An exact copy of the data is required; the images should not appear in it.

(Records contained in a dataset)
>>>
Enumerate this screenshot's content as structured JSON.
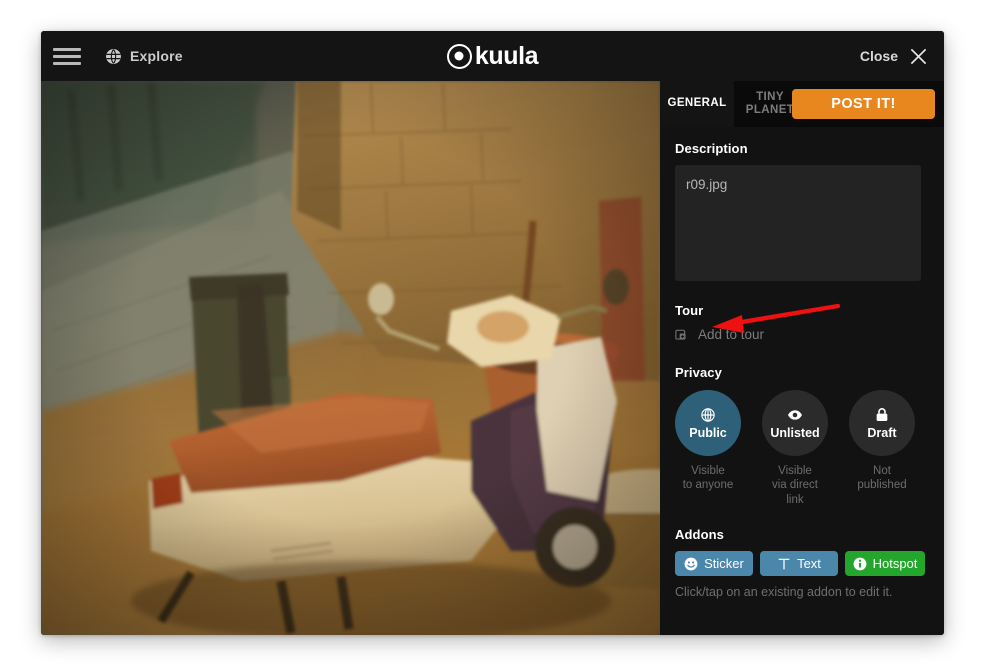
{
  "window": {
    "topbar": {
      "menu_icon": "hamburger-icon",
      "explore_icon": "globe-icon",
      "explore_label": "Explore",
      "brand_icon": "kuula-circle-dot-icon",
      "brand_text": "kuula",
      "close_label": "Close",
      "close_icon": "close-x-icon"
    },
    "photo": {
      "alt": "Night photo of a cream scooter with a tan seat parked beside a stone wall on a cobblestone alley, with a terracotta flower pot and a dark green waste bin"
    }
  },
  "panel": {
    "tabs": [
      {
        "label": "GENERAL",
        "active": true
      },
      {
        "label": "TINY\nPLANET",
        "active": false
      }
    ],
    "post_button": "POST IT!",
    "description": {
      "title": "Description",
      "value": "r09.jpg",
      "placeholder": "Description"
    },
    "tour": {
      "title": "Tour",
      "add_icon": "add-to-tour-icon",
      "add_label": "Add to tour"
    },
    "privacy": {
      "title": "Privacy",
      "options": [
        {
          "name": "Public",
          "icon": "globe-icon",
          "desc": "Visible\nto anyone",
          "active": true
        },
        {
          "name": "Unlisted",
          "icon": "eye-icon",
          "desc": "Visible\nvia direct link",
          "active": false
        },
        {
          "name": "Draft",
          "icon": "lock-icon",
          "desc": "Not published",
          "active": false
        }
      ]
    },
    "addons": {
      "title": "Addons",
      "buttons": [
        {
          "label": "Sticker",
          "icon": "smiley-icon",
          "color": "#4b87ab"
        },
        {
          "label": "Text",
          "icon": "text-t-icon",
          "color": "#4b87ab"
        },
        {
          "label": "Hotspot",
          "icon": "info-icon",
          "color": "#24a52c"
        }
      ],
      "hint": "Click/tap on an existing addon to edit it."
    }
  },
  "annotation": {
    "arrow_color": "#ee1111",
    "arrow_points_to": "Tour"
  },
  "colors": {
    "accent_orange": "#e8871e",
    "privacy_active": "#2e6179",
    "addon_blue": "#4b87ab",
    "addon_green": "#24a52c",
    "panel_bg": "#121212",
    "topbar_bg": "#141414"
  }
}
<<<
## [YOUR SOLUTION]
Enumerate this screenshot's content as structured JSON.
{
  "window": {
    "topbar": {
      "menu_icon": "hamburger-icon",
      "explore_icon": "globe-icon",
      "explore_label": "Explore",
      "brand_icon": "kuula-circle-dot-icon",
      "brand_text": "kuula",
      "close_label": "Close",
      "close_icon": "close-x-icon"
    },
    "photo": {
      "alt": "Night photo of a cream scooter with a tan seat parked beside a stone wall on a cobblestone alley, with a terracotta flower pot and a dark green waste bin"
    }
  },
  "panel": {
    "tabs": [
      {
        "label": "GENERAL",
        "active": true
      },
      {
        "label": "TINY\nPLANET",
        "active": false
      }
    ],
    "post_button": "POST IT!",
    "description": {
      "title": "Description",
      "value": "r09.jpg",
      "placeholder": "Description"
    },
    "tour": {
      "title": "Tour",
      "add_icon": "add-to-tour-icon",
      "add_label": "Add to tour"
    },
    "privacy": {
      "title": "Privacy",
      "options": [
        {
          "name": "Public",
          "icon": "globe-icon",
          "desc": "Visible\nto anyone",
          "active": true
        },
        {
          "name": "Unlisted",
          "icon": "eye-icon",
          "desc": "Visible\nvia direct link",
          "active": false
        },
        {
          "name": "Draft",
          "icon": "lock-icon",
          "desc": "Not published",
          "active": false
        }
      ]
    },
    "addons": {
      "title": "Addons",
      "buttons": [
        {
          "label": "Sticker",
          "icon": "smiley-icon",
          "color": "#4b87ab"
        },
        {
          "label": "Text",
          "icon": "text-t-icon",
          "color": "#4b87ab"
        },
        {
          "label": "Hotspot",
          "icon": "info-icon",
          "color": "#24a52c"
        }
      ],
      "hint": "Click/tap on an existing addon to edit it."
    }
  },
  "annotation": {
    "arrow_color": "#ee1111",
    "arrow_points_to": "Tour"
  },
  "colors": {
    "accent_orange": "#e8871e",
    "privacy_active": "#2e6179",
    "addon_blue": "#4b87ab",
    "addon_green": "#24a52c",
    "panel_bg": "#121212",
    "topbar_bg": "#141414"
  }
}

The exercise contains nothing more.